This weaving factory was formerly leased by a foreign firm which left after the 1997 coup, like so many others leaving a cumulative debt to Cambodian creditors of around $70,000.
PING Meng Yi's mattress factory is the last stronghold of
a once thriving local industry now decimated by flaky
foreign investment and competition from low-quality,
Based in Prek Tamark, Kandal, the factory was set up in
1980 to weave mattresses from locally-grown reeds.
Since that time more factories have sprung up, many owned
by foreign investors mainly Korean and all much larger
and more sophisticated.
This changed the shape of the weaving business.

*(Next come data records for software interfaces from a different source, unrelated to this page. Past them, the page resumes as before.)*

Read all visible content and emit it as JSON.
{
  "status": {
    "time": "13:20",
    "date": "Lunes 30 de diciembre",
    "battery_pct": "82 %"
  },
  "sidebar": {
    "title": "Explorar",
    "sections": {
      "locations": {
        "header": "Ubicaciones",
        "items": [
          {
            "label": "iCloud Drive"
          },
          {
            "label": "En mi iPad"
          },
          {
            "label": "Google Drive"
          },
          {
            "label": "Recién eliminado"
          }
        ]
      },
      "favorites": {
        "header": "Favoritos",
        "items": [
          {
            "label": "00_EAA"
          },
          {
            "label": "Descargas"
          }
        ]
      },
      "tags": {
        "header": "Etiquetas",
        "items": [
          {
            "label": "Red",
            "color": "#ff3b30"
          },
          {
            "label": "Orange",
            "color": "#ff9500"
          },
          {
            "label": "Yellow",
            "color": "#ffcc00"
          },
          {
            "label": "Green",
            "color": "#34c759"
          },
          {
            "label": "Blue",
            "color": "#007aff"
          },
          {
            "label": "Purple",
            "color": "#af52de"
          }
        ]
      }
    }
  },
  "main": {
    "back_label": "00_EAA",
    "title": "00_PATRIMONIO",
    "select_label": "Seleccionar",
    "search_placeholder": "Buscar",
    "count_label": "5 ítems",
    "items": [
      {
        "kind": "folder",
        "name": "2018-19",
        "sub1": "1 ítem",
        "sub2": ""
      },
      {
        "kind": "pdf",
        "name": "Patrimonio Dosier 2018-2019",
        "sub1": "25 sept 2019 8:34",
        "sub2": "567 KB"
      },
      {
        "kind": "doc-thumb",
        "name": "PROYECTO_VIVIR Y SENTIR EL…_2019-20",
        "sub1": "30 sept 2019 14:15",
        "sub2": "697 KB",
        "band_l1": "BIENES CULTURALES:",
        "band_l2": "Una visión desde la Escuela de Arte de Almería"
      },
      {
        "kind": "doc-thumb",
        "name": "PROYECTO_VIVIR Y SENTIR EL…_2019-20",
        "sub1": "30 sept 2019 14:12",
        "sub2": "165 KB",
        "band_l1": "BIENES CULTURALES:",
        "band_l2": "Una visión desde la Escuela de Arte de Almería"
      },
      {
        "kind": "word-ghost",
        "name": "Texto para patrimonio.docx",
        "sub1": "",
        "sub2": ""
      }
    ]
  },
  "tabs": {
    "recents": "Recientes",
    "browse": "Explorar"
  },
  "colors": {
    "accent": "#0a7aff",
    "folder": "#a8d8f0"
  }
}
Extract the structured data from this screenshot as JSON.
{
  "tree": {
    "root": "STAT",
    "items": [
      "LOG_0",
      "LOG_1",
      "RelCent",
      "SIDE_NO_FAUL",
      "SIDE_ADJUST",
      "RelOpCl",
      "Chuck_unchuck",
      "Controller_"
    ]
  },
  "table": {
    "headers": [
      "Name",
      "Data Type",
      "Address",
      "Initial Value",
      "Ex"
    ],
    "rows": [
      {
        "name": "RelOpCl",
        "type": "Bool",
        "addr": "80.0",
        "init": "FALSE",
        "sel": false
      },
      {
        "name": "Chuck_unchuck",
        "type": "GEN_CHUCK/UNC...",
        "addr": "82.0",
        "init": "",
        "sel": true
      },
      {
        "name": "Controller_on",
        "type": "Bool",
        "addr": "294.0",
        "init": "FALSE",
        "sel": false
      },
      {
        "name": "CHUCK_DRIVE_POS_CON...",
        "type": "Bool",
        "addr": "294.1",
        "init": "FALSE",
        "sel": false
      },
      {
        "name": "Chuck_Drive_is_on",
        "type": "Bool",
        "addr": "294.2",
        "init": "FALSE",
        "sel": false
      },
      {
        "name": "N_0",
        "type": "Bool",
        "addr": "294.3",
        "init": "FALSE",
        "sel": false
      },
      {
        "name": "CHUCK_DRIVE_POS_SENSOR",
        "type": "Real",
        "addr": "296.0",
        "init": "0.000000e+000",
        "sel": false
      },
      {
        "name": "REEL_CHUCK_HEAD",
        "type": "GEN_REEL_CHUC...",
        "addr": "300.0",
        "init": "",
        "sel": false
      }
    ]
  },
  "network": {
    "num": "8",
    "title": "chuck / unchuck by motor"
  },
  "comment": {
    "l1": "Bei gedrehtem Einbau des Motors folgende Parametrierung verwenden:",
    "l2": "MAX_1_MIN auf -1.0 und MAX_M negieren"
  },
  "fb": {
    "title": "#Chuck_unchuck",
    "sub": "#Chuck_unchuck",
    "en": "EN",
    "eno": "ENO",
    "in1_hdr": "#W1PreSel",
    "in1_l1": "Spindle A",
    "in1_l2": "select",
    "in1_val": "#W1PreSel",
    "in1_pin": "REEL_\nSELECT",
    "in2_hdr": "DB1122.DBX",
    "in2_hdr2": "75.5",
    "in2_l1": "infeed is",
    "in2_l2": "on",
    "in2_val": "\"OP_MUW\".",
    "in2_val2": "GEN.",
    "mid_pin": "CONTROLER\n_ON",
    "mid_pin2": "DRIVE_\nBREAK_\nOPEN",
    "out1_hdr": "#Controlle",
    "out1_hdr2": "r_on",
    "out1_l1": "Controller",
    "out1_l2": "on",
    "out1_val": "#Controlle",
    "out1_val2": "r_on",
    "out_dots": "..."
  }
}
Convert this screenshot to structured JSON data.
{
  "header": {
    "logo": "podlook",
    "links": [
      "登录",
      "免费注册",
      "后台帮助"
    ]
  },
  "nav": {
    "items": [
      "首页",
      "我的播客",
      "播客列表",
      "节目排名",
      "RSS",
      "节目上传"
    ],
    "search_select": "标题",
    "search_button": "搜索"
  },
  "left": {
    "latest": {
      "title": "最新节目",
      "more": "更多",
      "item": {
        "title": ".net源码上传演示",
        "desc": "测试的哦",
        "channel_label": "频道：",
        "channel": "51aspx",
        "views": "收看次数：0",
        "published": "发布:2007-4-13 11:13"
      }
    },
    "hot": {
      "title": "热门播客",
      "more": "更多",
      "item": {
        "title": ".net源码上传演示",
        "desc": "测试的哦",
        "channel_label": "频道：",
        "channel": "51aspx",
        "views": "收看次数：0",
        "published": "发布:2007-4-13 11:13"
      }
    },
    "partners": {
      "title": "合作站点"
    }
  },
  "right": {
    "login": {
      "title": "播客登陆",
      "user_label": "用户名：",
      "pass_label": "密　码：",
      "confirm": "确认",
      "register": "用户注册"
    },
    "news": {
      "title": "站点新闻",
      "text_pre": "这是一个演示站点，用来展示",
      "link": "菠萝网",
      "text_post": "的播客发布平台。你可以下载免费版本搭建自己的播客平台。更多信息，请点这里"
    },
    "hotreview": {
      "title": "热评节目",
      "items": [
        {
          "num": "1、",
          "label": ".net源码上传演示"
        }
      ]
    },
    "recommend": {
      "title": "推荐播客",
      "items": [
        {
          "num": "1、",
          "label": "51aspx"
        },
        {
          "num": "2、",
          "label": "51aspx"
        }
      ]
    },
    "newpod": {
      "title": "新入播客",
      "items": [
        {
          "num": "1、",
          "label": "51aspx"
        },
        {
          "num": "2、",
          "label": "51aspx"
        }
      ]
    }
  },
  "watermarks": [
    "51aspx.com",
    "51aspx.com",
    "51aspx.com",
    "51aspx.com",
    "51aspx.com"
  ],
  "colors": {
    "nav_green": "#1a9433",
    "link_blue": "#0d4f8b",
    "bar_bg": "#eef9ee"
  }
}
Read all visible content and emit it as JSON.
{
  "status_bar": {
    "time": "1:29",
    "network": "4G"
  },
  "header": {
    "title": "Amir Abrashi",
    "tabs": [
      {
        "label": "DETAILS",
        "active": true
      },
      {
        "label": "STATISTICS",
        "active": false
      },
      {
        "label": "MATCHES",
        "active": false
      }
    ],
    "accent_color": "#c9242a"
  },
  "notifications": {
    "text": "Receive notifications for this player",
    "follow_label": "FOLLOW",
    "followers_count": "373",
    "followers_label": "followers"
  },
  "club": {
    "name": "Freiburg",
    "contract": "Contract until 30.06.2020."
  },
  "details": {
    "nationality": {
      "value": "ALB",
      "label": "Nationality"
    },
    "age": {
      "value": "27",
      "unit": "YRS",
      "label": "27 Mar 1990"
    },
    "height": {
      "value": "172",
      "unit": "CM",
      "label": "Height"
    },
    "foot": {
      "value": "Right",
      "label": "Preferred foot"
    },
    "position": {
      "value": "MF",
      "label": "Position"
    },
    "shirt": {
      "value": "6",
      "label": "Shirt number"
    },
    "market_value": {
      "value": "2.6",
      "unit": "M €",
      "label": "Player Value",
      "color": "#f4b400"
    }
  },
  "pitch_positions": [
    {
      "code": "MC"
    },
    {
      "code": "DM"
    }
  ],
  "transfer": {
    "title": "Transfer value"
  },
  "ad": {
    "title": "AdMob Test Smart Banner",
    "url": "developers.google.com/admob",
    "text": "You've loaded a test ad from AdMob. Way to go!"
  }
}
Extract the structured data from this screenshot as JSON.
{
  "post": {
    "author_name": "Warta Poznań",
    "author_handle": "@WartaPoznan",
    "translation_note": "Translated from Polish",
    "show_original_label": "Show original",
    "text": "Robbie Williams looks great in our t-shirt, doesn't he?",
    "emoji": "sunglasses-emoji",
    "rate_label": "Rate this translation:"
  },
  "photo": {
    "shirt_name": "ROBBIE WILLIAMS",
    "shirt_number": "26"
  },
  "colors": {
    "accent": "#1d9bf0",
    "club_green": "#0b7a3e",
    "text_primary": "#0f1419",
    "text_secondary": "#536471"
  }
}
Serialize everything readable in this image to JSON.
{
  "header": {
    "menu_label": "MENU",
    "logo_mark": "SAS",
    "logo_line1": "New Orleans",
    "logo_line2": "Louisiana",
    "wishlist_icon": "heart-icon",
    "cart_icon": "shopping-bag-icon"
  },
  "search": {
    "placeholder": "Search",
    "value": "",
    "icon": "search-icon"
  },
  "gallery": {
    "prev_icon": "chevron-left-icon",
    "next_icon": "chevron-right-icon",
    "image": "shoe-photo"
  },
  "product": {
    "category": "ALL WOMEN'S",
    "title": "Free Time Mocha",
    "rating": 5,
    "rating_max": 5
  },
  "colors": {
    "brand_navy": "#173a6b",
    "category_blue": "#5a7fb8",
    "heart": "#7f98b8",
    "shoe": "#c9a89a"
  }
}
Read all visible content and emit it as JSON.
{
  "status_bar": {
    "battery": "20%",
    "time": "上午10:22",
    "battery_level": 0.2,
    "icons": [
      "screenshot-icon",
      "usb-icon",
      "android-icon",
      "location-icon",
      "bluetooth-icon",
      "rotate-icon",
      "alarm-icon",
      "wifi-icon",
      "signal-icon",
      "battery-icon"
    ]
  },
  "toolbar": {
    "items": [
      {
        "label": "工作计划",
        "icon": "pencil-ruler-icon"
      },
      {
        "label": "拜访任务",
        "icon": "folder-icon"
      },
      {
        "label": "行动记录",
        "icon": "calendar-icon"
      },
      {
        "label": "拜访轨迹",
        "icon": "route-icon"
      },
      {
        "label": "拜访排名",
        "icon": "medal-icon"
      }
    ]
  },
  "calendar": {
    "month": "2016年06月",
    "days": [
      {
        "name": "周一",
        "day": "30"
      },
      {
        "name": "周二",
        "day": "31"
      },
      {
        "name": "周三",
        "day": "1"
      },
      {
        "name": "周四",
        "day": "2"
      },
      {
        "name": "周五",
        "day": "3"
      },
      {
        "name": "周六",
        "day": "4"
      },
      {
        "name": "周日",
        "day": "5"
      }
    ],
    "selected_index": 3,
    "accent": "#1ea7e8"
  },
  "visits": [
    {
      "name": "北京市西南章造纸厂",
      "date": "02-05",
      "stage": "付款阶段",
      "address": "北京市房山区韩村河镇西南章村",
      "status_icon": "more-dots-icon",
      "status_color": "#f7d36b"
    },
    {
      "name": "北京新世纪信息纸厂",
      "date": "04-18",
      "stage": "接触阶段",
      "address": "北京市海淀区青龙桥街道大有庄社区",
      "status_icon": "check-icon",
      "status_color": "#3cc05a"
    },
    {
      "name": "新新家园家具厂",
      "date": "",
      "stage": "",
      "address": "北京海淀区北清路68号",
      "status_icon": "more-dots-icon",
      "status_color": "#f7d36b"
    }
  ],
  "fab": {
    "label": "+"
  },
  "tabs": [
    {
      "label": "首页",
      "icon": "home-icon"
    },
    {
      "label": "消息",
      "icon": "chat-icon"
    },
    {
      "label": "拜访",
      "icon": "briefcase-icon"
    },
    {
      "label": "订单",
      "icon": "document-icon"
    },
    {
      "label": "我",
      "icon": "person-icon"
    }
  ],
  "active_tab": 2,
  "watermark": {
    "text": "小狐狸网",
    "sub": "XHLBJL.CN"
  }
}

What was once a cottage industry became instead centered
round large factories.
While this gave locals a regular income it did not
provide them with the job security they once believed it
Following last year's coup the foreign investors fled the
area leaving debts of more than $70,000.
But of greater concern was the changes they had wrought
in a local industry.
The initiative was taken away from local people, many of
whom now hang round their old work places hoping the
owners will one day return.
Peng Meng Yi, on the other hand, is forging ahead as best
she can, but she admits it is difficult.
She said that plastic mattresses from Thailand, the
Korean economic crisis (Korea had been a major importer),
and competition from Vietnam which imports local reeds
and makes mattresses there had all contributed to the
decline in business.
She added that last year's coup had also interrupted the
flow of stock to neighboring countries, which in turn
found alternative suppliers.
One of Ping Meng Yi's weavers contemplates a dying industry
Yi's husband, Bun Sothea, said that it was not just
external problems that had plagued the industry. Local
businesses had not been innovative enough. He said that
compared to Cambodians, the Vietnamese seemed more
They did not just weave mattresses, he said, but used the
same weaving techniques to make curtains, bags,
table-cloths, pillows and car seat covers.
"The Vietnamese people are very clever, and they are
very proficient at business.
"They bought low-quality reeds from Cambodia and
made items as good as the Cambodians could make from the
best quality reed."
He would like to see Cambodians follow the Vietnamese
example and develop new products in an effort to boost
the industry. As an example, he suggested locals should
begin making the traditional mattress that Koreans use
for their wedding ceremonies.
Meanwhile the other worry for local producers is the
prevalence of cheap, plastic mattresses from Thailand.
However, Cambodian manufacturers point out that they are
very uncomfortable and hot to sleep on because they don't
allow air to circulate.